A new Jez Butterworth play is a theatrical event. The Hills of California is currently running at the Harold Pinter theare in London’s West End, directed by Sam Mendes. Do not be misled by the title, however, we are not in sunny California, but in the back streets of Blackpool, where four daughters come together to say goodbye to their dying mother. The play is a portrait of lost dreams, of deeply ingrained patterns of love and hurt within a family, and of suppressed and mutable memories.

I’m joined to explore this major new work by Sean McEvoy, author of Class, Culture and Tragedy in the Plays of Jez Butterworth.

078 – The Lover and The Collection, by Harold Pinter

078 – The Lover and The Collection, by Harold Pinter

We have a double-bill in this episode of two short plays written by Harold Pinter in the early 1960s: The Lover and The Collection, both of which explore sexual compulsion and the manipulation of truth within marriage or partnerships. As we record this episode a new production of both plays is playing at the Theatre Royal in Bath, directed by Lindsay Posner.

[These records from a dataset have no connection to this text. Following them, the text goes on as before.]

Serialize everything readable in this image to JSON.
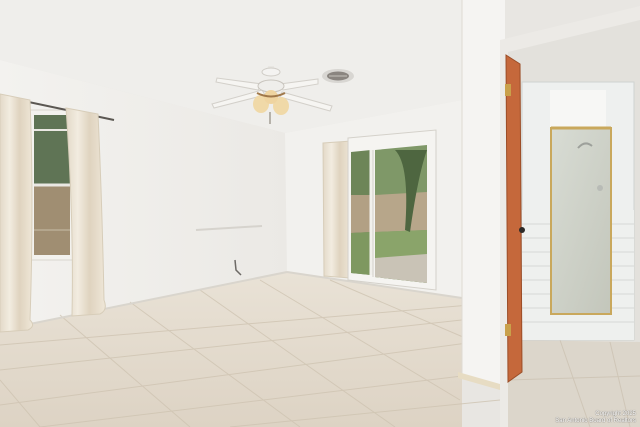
{
  "photo": {
    "copyright_line1": "Copyright 2025",
    "copyright_line2": "San Antonio Board of Realtors"
  },
  "colors": {
    "ceiling": "#f1f0ed",
    "wall": "#f4f3f0",
    "floor": "#e6dccd",
    "curtain": "#ece4d6",
    "door_wood": "#c8693a"
  },
  "objects": [
    "ceiling-fan",
    "window-with-curtains",
    "sliding-glass-door",
    "bathroom-doorway",
    "shower-stall",
    "tile-floor"
  ]
}
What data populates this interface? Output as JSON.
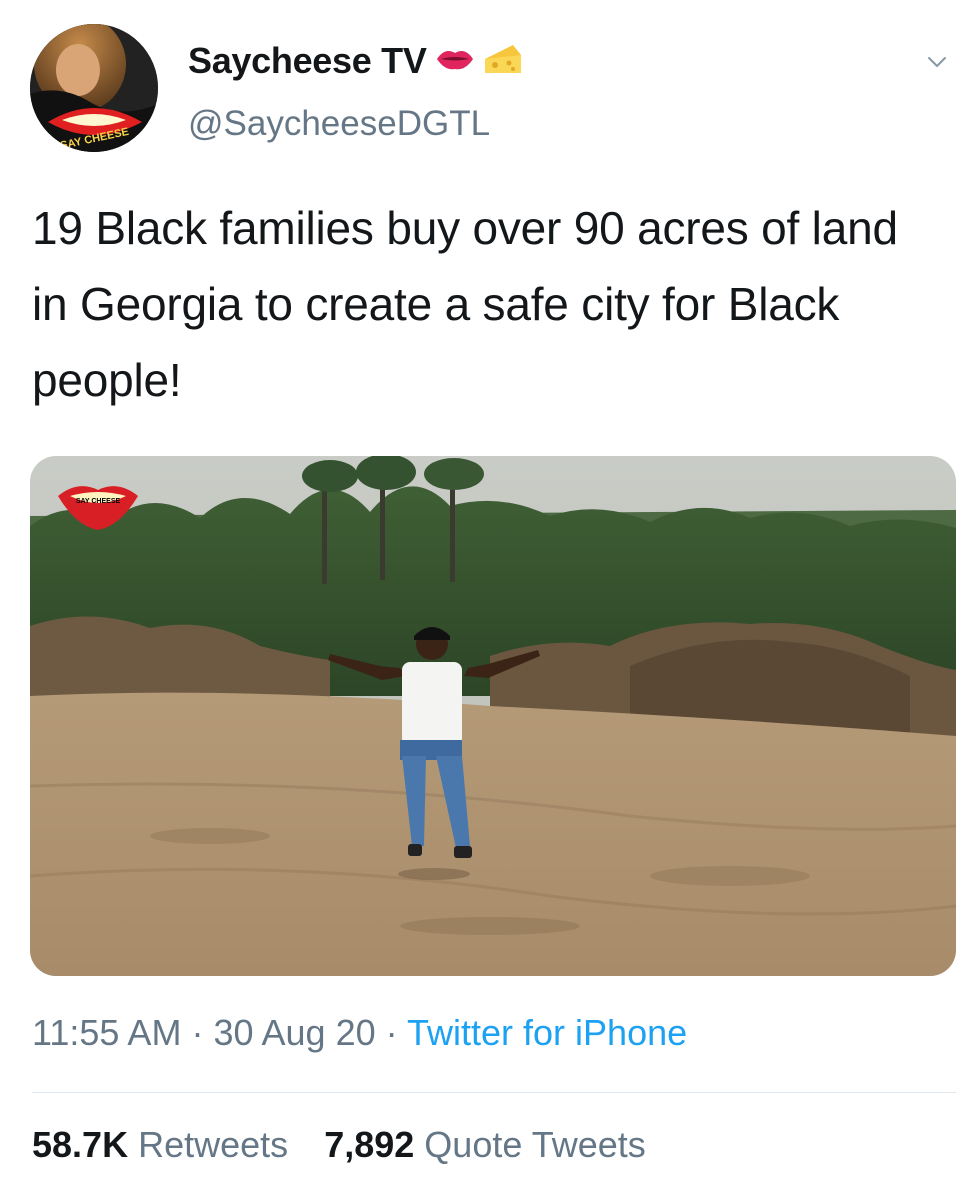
{
  "author": {
    "display_name": "Saycheese TV",
    "emojis": [
      "lips-icon",
      "cheese-icon"
    ],
    "handle": "@SaycheeseDGTL",
    "avatar_text": "SAY CHEESE"
  },
  "tweet": {
    "text": "19 Black families buy over 90 acres of land in Georgia to create a safe city for Black people!"
  },
  "media": {
    "watermark_text": "SAY CHEESE"
  },
  "meta": {
    "time": "11:55 AM",
    "separator": "·",
    "date": "30 Aug 20",
    "source": "Twitter for iPhone"
  },
  "stats": {
    "retweets_count": "58.7K",
    "retweets_label": "Retweets",
    "quotes_count": "7,892",
    "quotes_label": "Quote Tweets"
  },
  "colors": {
    "text": "#14171a",
    "secondary": "#657786",
    "link": "#1da1f2",
    "divider": "#e1e8ed"
  }
}
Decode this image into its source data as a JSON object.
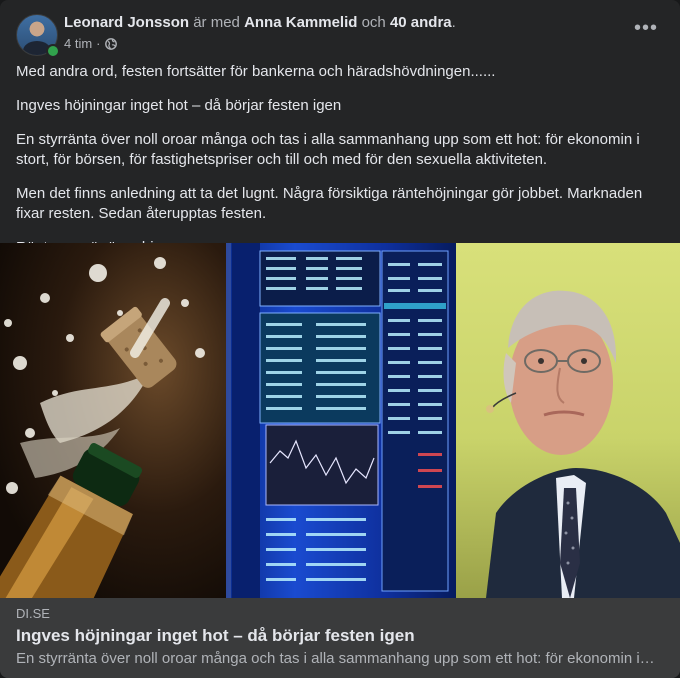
{
  "post": {
    "author": "Leonard Jonsson",
    "with_text": "är med",
    "tagged": "Anna Kammelid",
    "and_text": "och",
    "others": "40 andra",
    "period": ".",
    "time": "4 tim",
    "separator": "·",
    "privacy_icon": "globe-icon",
    "more_icon": "more-options-icon",
    "more_label": "•••",
    "paragraphs": [
      "Med andra ord, festen fortsätter för bankerna och häradshövdningen......",
      "Ingves höjningar inget hot – då börjar festen igen",
      "En styrränta över noll oroar många och tas i alla sammanhang upp som ett hot: för ekonomin i stort, för börsen, för fastighetspriser och till och med för den sexuella aktiviteten.",
      "Men det finns anledning att ta det lugnt. Några försiktiga räntehöjningar gör jobbet. Marknaden fixar resten. Sedan återupptas festen.",
      "Ränteoron är överdriven."
    ]
  },
  "link": {
    "domain": "DI.SE",
    "title": "Ingves höjningar inget hot – då börjar festen igen",
    "description": "En styrränta över noll oroar många och tas i alla sammanhang upp som ett hot: för ekonomin i stort, för börsen, för fastighetspriser och till och med för den sexuella aktiviteten."
  },
  "colors": {
    "card_bg": "#242526",
    "text_primary": "#e4e6eb",
    "text_secondary": "#b0b3b8",
    "preview_bg": "#3a3b3c",
    "online": "#31a24c"
  }
}
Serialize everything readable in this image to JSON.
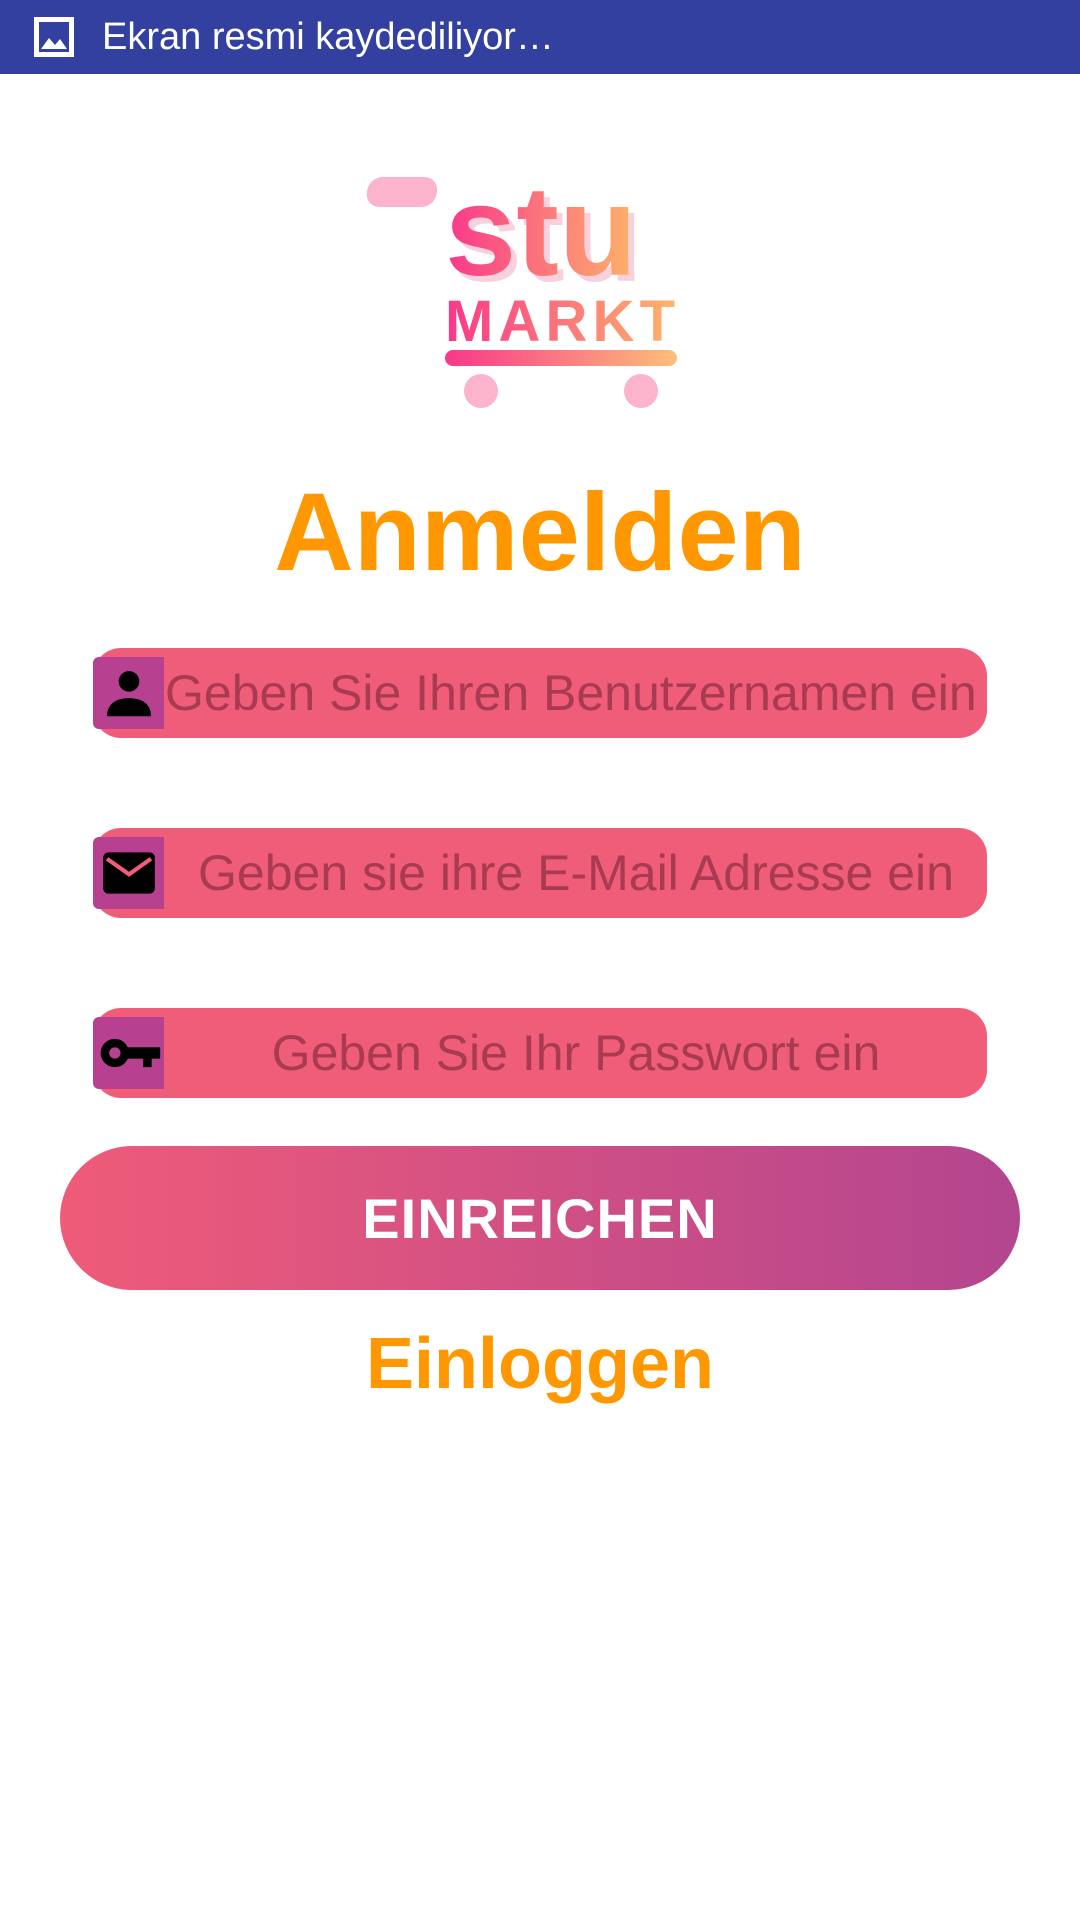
{
  "status_bar": {
    "icon": "image-icon",
    "text": "Ekran resmi kaydediliyor…",
    "background": "#33409f"
  },
  "logo": {
    "line1": "stu",
    "line2": "MARKT",
    "icon": "shopping-cart-icon"
  },
  "form": {
    "title": "Anmelden",
    "username": {
      "icon": "person-icon",
      "placeholder": "Geben Sie Ihren Benutzernamen ein"
    },
    "email": {
      "icon": "mail-icon",
      "placeholder": "Geben sie ihre E-Mail Adresse ein"
    },
    "password": {
      "icon": "key-icon",
      "placeholder": "Geben Sie Ihr Passwort ein"
    },
    "submit_label": "EINREICHEN",
    "login_link": "Einloggen"
  },
  "colors": {
    "accent_orange": "#ff9800",
    "field_bg": "#f05d78",
    "field_text": "#a83a52",
    "icon_box": "#b74190",
    "button_gradient_start": "#ef5b79",
    "button_gradient_end": "#b3458f"
  }
}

I’m delighted to welcome Lindsay back to the podcast to talk about these two Pinter gems.

Claudie Blakley and David Morrissey in The Lover
Photo by Nobby Clark

077 – An Enemy of the People, by Henrik Ibsen

077 – An Enemy of the People, by Henrik Ibsen

Henrik Ibsen’s play An Enemy of the People is a fable of truth and lies, politics and power, and the challenge and costs of pursuing an unpopular crusade to speak truth to power. It’s a story of ‘fake news’, manipulation of the media, the dangers of populism, and the environmental cost of capitalism. No wonder it strikes a chord in our time, for as we record this episode there are two major new productions of An Enemy of the People on the world stage.

I’m delighted to welcome back to the podcast, Ibsen expert, Professor Kirsten Shepherd-Barr, who I was privileged to talk with in episode 74 on Ibsen’s play Ghosts

Matt Smith as Thomas Stockmann
Duke of York’s Theatre, London
Photo by Manuel Harlan

Holly Race Roughan

Holly Race Roughan

Holly Race Roughan

Holly Race Roughan is a director of new work at Headlong Theatre Company, where she was Associate Artistic Director between 2019 and 2021. She was an Executive Producer on the TV drama anthology UNPRECEDENTED, produced by Headlong, BBC Four, and Century Films, directing HOUSE PARTY by April De Angelis and PENNY by Charlene James for the series. Previously for Headlong she directed the Ibsen adaptation HEDDA TESMAN by Cordelia Lynn, as well as the UK tour of PEOPLE, PLACES & THINGS by Duncan MacMillan.  

Holly has directed shows at the Lyric Hammersmith, the Royal Court, the Southbank Centre, Southwark Playhouse, Theatre 503, the VAULT Festival, and Shakespeare’s Globe Theatre, where she co-directed a new version of Ovid’s Metamorphoses in 2021. 

Holly Race Roughan in rehearsal for
A View from the Bridge
Photo by Helen Murray

Recommended Play(s)

Holly recommended The Visit by Friedrich Durrenmatt.